Your goal
Restate every line of the material below word for word, skipping the images.

Input material
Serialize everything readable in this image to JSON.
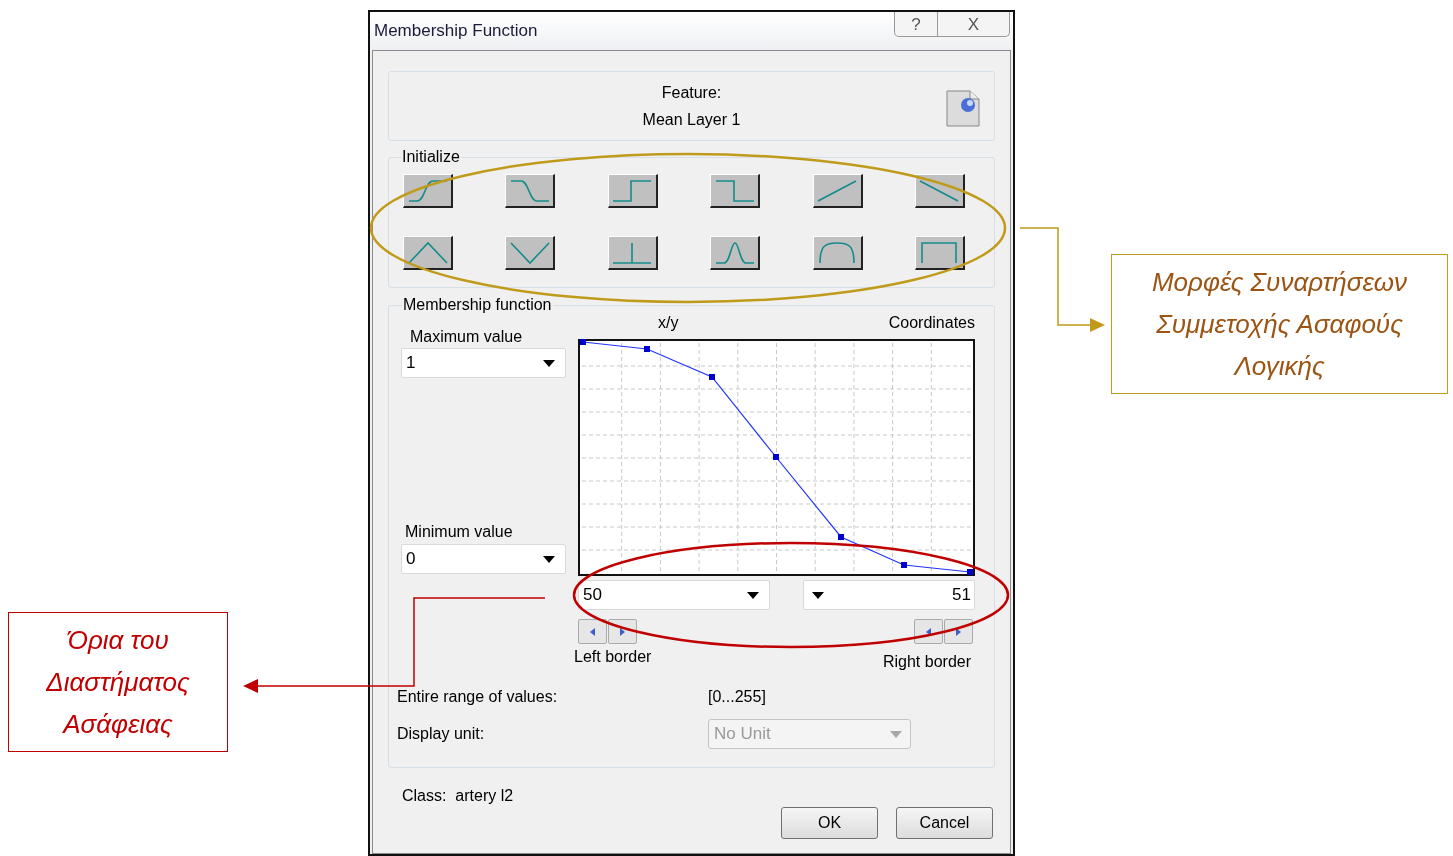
{
  "window": {
    "title": "Membership Function",
    "title_buttons": [
      "?",
      "X"
    ]
  },
  "feature": {
    "label": "Feature:",
    "value": "Mean Layer 1"
  },
  "initialize": {
    "label": "Initialize",
    "buttons": [
      {
        "kind": "s-rise"
      },
      {
        "kind": "s-fall"
      },
      {
        "kind": "step-up"
      },
      {
        "kind": "step-down"
      },
      {
        "kind": "linear-up"
      },
      {
        "kind": "linear-down"
      },
      {
        "kind": "triangle"
      },
      {
        "kind": "v-shape"
      },
      {
        "kind": "singleton"
      },
      {
        "kind": "gaussian"
      },
      {
        "kind": "rounded"
      },
      {
        "kind": "rectangle"
      }
    ]
  },
  "membership_function": {
    "label": "Membership function",
    "plot_heading": "x/y",
    "coordinates_label": "Coordinates",
    "maximum": {
      "label": "Maximum value",
      "value": "1"
    },
    "minimum": {
      "label": "Minimum value",
      "value": "0"
    },
    "left_border": {
      "label": "Left border",
      "value": "50"
    },
    "right_border": {
      "label": "Right border",
      "value": "51"
    },
    "range": {
      "label": "Entire range of values:",
      "value": "[0...255]"
    },
    "display_unit": {
      "label": "Display unit:",
      "value": "No Unit",
      "disabled": true
    }
  },
  "class_label": "Class:  artery l2",
  "buttons": [
    "OK",
    "Cancel"
  ],
  "annotations": [
    {
      "text": "Μορφές Συναρτήσεων Συμμετοχής Ασαφούς Λογικής",
      "color": "#c09a1a"
    },
    {
      "text": "Όρια του Διαστήματος Ασάφειας",
      "color": "#c00000"
    }
  ]
}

Exercise response
Serialize everything readable in this image to JSON.
{
  "window": {
    "title": "Membership Function",
    "title_buttons": [
      "?",
      "X"
    ]
  },
  "feature": {
    "label": "Feature:",
    "value": "Mean Layer 1"
  },
  "initialize": {
    "label": "Initialize",
    "buttons": [
      {
        "kind": "s-rise"
      },
      {
        "kind": "s-fall"
      },
      {
        "kind": "step-up"
      },
      {
        "kind": "step-down"
      },
      {
        "kind": "linear-up"
      },
      {
        "kind": "linear-down"
      },
      {
        "kind": "triangle"
      },
      {
        "kind": "v-shape"
      },
      {
        "kind": "singleton"
      },
      {
        "kind": "gaussian"
      },
      {
        "kind": "rounded"
      },
      {
        "kind": "rectangle"
      }
    ]
  },
  "membership_function": {
    "label": "Membership function",
    "plot_heading": "x/y",
    "coordinates_label": "Coordinates",
    "maximum": {
      "label": "Maximum value",
      "value": "1"
    },
    "minimum": {
      "label": "Minimum value",
      "value": "0"
    },
    "left_border": {
      "label": "Left border",
      "value": "50"
    },
    "right_border": {
      "label": "Right border",
      "value": "51"
    },
    "range": {
      "label": "Entire range of values:",
      "value": "[0...255]"
    },
    "display_unit": {
      "label": "Display unit:",
      "value": "No Unit",
      "disabled": true
    }
  },
  "class_label": "Class:  artery l2",
  "buttons": [
    "OK",
    "Cancel"
  ],
  "annotations": [
    {
      "text": "Μορφές Συναρτήσεων Συμμετοχής Ασαφούς Λογικής",
      "color": "#c09a1a"
    },
    {
      "text": "Όρια του Διαστήματος Ασάφειας",
      "color": "#c00000"
    }
  ]
}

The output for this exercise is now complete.